We had started our second day’s ascent at 2am, head torches on, pulling ourselves along weathered ropes and forcing our tired legs to take just one more exhausted step. Our surroundings had rapidly transformed from a verdant, lush rainforest strewn with alien plants and unrecognisable sounds to this grey, scarred landscape of sheer slopes tumbling down into powdered clouds far below. Now at the summit, as daylight began to push back the last of the darkness, the entire curvature of the Earth was slowly revealed to us and the horizon, rather than its usual straight edge, circled all around without interruption. Legend says that a Chinese widow chose the mountain as a viewing point to look out for her estranged husband’s return across the sea. I could see why. The view was breathtakingly vast.

 

Occasional pinpricks of colour broke through the thin layer of cloud below us, as other climbers came closer, and the small gathering of us that had got to the top first smiled down upon them knowing the anticipation that was coursing through their veins. Behind them, the peak dropped suddenly away and was replaced with the rolling contours of the land below. Trees that had towered over us at sea level became indiscernible from one another, resplendent in bold combinations of greens and yellows.

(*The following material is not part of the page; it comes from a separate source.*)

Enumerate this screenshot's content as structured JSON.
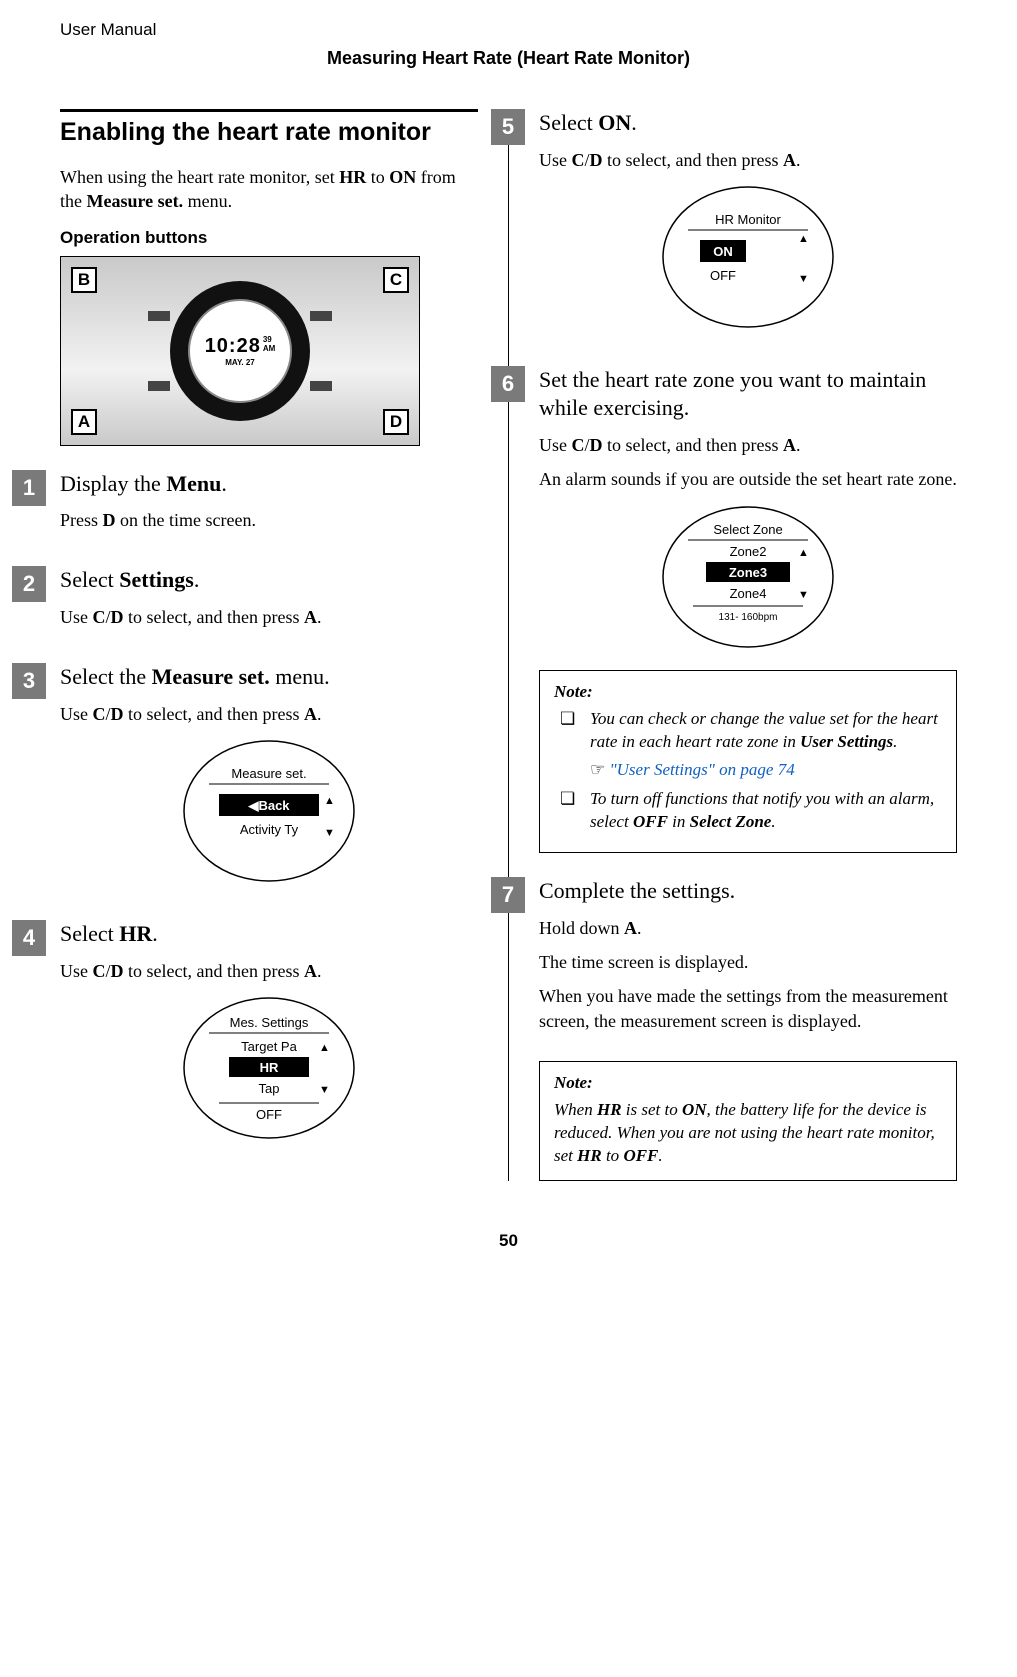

We got the humble feeling that the mountain was favouring us, many climbers got no view at all stood here at 13,500 feet, but as the sun burnt the last of the clouds away it was as if the entire planet revealed herself to us below. There is nowhere to hide on a mountaintop, there are no secrets, and in that moment I ‘knew’ myself better than ever before and felt an indescribable sense of peace and oneness with all around me.

 

Not long before 6am we began our descent, and as the sun boastfully overtook us on her climb we returned to the World below with an indescribable sense of achievement, wonderment and awe. Looking back up, it was hard to imagine how the mountain, apparently ”young”, had ever not been there as the cold, grey rock stood timeless and defiant, the sunlight glistening off the minerals but incapable of penetrating any deeper. I know that I will never forget that sunrise for as long as I live, and the experience of racing the sun to her zenith, and standing meekly on the shoulders of that formidable giant will be with me forever.